Read the data that follows. Then repeat it exactly.

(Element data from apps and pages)
★ ★ ★ ★ ★

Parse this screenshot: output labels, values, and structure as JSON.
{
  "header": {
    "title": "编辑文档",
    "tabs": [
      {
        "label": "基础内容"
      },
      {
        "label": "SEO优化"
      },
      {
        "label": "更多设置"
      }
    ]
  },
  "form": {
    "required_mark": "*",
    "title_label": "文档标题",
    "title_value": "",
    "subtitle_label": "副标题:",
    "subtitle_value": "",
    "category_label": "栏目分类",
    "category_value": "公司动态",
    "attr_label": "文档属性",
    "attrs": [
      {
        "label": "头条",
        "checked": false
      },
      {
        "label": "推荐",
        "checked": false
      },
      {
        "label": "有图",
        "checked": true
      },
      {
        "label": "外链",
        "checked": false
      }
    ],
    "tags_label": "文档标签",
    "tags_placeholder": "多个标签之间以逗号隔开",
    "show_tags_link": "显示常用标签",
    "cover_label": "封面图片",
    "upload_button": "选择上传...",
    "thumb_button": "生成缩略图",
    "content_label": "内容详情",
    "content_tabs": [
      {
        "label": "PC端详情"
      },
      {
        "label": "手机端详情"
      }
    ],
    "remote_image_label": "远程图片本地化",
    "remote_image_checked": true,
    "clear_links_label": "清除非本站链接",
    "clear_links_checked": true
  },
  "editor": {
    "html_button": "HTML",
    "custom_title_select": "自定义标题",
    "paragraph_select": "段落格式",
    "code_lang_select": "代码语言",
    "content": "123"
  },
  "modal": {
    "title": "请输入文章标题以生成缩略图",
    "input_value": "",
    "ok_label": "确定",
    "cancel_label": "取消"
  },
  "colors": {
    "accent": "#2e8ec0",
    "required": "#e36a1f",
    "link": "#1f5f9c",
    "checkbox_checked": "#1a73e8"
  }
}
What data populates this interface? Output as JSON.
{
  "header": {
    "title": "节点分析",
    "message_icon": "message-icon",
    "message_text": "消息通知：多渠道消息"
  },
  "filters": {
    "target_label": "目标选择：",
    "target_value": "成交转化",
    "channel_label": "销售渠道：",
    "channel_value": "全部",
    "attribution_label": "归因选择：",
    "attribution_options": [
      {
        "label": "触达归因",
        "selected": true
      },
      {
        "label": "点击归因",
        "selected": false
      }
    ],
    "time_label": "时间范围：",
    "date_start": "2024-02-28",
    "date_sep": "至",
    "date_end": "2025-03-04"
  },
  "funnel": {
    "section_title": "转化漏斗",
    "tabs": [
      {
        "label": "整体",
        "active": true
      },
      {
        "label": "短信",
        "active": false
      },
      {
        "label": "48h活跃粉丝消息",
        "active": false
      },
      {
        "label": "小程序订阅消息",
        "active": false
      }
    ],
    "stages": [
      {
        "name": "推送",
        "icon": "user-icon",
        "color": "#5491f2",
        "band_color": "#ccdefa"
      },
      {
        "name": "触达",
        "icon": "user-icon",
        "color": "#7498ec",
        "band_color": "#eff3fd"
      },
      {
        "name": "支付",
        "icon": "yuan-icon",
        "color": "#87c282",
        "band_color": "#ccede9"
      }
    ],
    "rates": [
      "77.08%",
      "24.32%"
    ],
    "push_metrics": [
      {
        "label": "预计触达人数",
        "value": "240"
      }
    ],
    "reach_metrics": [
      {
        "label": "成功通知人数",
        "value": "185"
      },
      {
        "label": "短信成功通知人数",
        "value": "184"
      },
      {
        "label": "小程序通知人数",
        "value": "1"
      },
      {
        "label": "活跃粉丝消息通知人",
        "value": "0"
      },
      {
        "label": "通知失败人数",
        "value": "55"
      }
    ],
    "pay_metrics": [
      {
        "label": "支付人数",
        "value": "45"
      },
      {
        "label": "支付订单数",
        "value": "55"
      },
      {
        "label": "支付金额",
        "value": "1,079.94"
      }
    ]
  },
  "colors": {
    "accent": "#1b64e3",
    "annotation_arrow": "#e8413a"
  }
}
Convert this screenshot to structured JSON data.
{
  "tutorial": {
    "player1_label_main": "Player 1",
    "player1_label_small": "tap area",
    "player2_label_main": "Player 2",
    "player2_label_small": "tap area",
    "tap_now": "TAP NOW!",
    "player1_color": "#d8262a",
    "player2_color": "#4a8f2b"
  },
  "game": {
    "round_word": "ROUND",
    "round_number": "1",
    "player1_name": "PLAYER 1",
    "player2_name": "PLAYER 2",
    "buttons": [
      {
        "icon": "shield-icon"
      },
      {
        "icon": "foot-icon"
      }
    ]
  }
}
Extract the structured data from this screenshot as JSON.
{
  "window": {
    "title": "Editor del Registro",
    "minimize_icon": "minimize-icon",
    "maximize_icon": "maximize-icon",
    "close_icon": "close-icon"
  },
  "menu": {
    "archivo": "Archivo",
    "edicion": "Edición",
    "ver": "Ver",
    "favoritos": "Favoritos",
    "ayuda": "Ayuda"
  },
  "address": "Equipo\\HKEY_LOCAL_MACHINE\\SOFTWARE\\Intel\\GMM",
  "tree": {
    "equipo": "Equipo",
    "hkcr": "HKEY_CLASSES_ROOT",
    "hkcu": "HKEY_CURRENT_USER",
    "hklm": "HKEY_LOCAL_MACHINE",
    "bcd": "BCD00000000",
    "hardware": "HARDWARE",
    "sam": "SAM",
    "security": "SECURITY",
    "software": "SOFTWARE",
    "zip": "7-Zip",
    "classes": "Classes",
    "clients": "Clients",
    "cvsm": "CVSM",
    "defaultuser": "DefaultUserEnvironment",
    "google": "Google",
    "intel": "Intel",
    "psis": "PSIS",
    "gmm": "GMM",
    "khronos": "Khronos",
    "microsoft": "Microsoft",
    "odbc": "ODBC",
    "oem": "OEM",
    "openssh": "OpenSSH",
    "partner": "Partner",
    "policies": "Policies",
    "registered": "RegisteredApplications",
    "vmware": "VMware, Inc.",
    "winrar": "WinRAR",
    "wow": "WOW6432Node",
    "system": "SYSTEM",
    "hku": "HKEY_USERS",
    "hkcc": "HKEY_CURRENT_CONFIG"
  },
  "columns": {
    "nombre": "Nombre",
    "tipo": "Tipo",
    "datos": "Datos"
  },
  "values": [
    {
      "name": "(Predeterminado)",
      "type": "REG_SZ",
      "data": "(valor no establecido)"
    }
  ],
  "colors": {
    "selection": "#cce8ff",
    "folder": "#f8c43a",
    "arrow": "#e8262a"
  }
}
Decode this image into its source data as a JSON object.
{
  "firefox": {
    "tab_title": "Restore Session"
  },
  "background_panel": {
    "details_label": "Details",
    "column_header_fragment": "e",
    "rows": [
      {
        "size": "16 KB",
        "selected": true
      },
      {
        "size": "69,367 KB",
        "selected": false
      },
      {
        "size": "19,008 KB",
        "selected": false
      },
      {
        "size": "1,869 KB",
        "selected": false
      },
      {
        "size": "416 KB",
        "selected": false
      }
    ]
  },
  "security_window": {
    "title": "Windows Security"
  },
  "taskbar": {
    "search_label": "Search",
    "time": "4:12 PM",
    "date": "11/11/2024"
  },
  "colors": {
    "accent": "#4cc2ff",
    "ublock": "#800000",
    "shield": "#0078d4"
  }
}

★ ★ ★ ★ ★

REPLY TO THE TASK -
Parse this screenshot: output labels, values, and structure as JSON.
{
  "header": {
    "title": "编辑文档",
    "tabs": [
      {
        "label": "基础内容"
      },
      {
        "label": "SEO优化"
      },
      {
        "label": "更多设置"
      }
    ]
  },
  "form": {
    "required_mark": "*",
    "title_label": "文档标题",
    "title_value": "",
    "subtitle_label": "副标题:",
    "subtitle_value": "",
    "category_label": "栏目分类",
    "category_value": "公司动态",
    "attr_label": "文档属性",
    "attrs": [
      {
        "label": "头条",
        "checked": false
      },
      {
        "label": "推荐",
        "checked": false
      },
      {
        "label": "有图",
        "checked": true
      },
      {
        "label": "外链",
        "checked": false
      }
    ],
    "tags_label": "文档标签",
    "tags_placeholder": "多个标签之间以逗号隔开",
    "show_tags_link": "显示常用标签",
    "cover_label": "封面图片",
    "upload_button": "选择上传...",
    "thumb_button": "生成缩略图",
    "content_label": "内容详情",
    "content_tabs": [
      {
        "label": "PC端详情"
      },
      {
        "label": "手机端详情"
      }
    ],
    "remote_image_label": "远程图片本地化",
    "remote_image_checked": true,
    "clear_links_label": "清除非本站链接",
    "clear_links_checked": true
  },
  "editor": {
    "html_button": "HTML",
    "custom_title_select": "自定义标题",
    "paragraph_select": "段落格式",
    "code_lang_select": "代码语言",
    "content": "123"
  },
  "modal": {
    "title": "请输入文章标题以生成缩略图",
    "input_value": "",
    "ok_label": "确定",
    "cancel_label": "取消"
  },
  "colors": {
    "accent": "#2e8ec0",
    "required": "#e36a1f",
    "link": "#1f5f9c",
    "checkbox_checked": "#1a73e8"
  }
}
What data populates this interface? Output as JSON.
{
  "header": {
    "title": "节点分析",
    "message_icon": "message-icon",
    "message_text": "消息通知：多渠道消息"
  },
  "filters": {
    "target_label": "目标选择：",
    "target_value": "成交转化",
    "channel_label": "销售渠道：",
    "channel_value": "全部",
    "attribution_label": "归因选择：",
    "attribution_options": [
      {
        "label": "触达归因",
        "selected": true
      },
      {
        "label": "点击归因",
        "selected": false
      }
    ],
    "time_label": "时间范围：",
    "date_start": "2024-02-28",
    "date_sep": "至",
    "date_end": "2025-03-04"
  },
  "funnel": {
    "section_title": "转化漏斗",
    "tabs": [
      {
        "label": "整体",
        "active": true
      },
      {
        "label": "短信",
        "active": false
      },
      {
        "label": "48h活跃粉丝消息",
        "active": false
      },
      {
        "label": "小程序订阅消息",
        "active": false
      }
    ],
    "stages": [
      {
        "name": "推送",
        "icon": "user-icon",
        "color": "#5491f2",
        "band_color": "#ccdefa"
      },
      {
        "name": "触达",
        "icon": "user-icon",
        "color": "#7498ec",
        "band_color": "#eff3fd"
      },
      {
        "name": "支付",
        "icon": "yuan-icon",
        "color": "#87c282",
        "band_color": "#ccede9"
      }
    ],
    "rates": [
      "77.08%",
      "24.32%"
    ],
    "push_metrics": [
      {
        "label": "预计触达人数",
        "value": "240"
      }
    ],
    "reach_metrics": [
      {
        "label": "成功通知人数",
        "value": "185"
      },
      {
        "label": "短信成功通知人数",
        "value": "184"
      },
      {
        "label": "小程序通知人数",
        "value": "1"
      },
      {
        "label": "活跃粉丝消息通知人",
        "value": "0"
      },
      {
        "label": "通知失败人数",
        "value": "55"
      }
    ],
    "pay_metrics": [
      {
        "label": "支付人数",
        "value": "45"
      },
      {
        "label": "支付订单数",
        "value": "55"
      },
      {
        "label": "支付金额",
        "value": "1,079.94"
      }
    ]
  },
  "colors": {
    "accent": "#1b64e3",
    "annotation_arrow": "#e8413a"
  }
}
Convert this screenshot to structured JSON data.
{
  "tutorial": {
    "player1_label_main": "Player 1",
    "player1_label_small": "tap area",
    "player2_label_main": "Player 2",
    "player2_label_small": "tap area",
    "tap_now": "TAP NOW!",
    "player1_color": "#d8262a",
    "player2_color": "#4a8f2b"
  },
  "game": {
    "round_word": "ROUND",
    "round_number": "1",
    "player1_name": "PLAYER 1",
    "player2_name": "PLAYER 2",
    "buttons": [
      {
        "icon": "shield-icon"
      },
      {
        "icon": "foot-icon"
      }
    ]
  }
}
Extract the structured data from this screenshot as JSON.
{
  "window": {
    "title": "Editor del Registro",
    "minimize_icon": "minimize-icon",
    "maximize_icon": "maximize-icon",
    "close_icon": "close-icon"
  },
  "menu": {
    "archivo": "Archivo",
    "edicion": "Edición",
    "ver": "Ver",
    "favoritos": "Favoritos",
    "ayuda": "Ayuda"
  },
  "address": "Equipo\\HKEY_LOCAL_MACHINE\\SOFTWARE\\Intel\\GMM",
  "tree": {
    "equipo": "Equipo",
    "hkcr": "HKEY_CLASSES_ROOT",
    "hkcu": "HKEY_CURRENT_USER",
    "hklm": "HKEY_LOCAL_MACHINE",
    "bcd": "BCD00000000",
    "hardware": "HARDWARE",
    "sam": "SAM",
    "security": "SECURITY",
    "software": "SOFTWARE",
    "zip": "7-Zip",
    "classes": "Classes",
    "clients": "Clients",
    "cvsm": "CVSM",
    "defaultuser": "DefaultUserEnvironment",
    "google": "Google",
    "intel": "Intel",
    "psis": "PSIS",
    "gmm": "GMM",
    "khronos": "Khronos",
    "microsoft": "Microsoft",
    "odbc": "ODBC",
    "oem": "OEM",
    "openssh": "OpenSSH",
    "partner": "Partner",
    "policies": "Policies",
    "registered": "RegisteredApplications",
    "vmware": "VMware, Inc.",
    "winrar": "WinRAR",
    "wow": "WOW6432Node",
    "system": "SYSTEM",
    "hku": "HKEY_USERS",
    "hkcc": "HKEY_CURRENT_CONFIG"
  },
  "columns": {
    "nombre": "Nombre",
    "tipo": "Tipo",
    "datos": "Datos"
  },
  "values": [
    {
      "name": "(Predeterminado)",
      "type": "REG_SZ",
      "data": "(valor no establecido)"
    }
  ],
  "colors": {
    "selection": "#cce8ff",
    "folder": "#f8c43a",
    "arrow": "#e8262a"
  }
}
Decode this image into its source data as a JSON object.
{
  "firefox": {
    "tab_title": "Restore Session"
  },
  "background_panel": {
    "details_label": "Details",
    "column_header_fragment": "e",
    "rows": [
      {
        "size": "16 KB",
        "selected": true
      },
      {
        "size": "69,367 KB",
        "selected": false
      },
      {
        "size": "19,008 KB",
        "selected": false
      },
      {
        "size": "1,869 KB",
        "selected": false
      },
      {
        "size": "416 KB",
        "selected": false
      }
    ]
  },
  "security_window": {
    "title": "Windows Security"
  },
  "taskbar": {
    "search_label": "Search",
    "time": "4:12 PM",
    "date": "11/11/2024"
  },
  "colors": {
    "accent": "#4cc2ff",
    "ublock": "#800000",
    "shield": "#0078d4"
  }
}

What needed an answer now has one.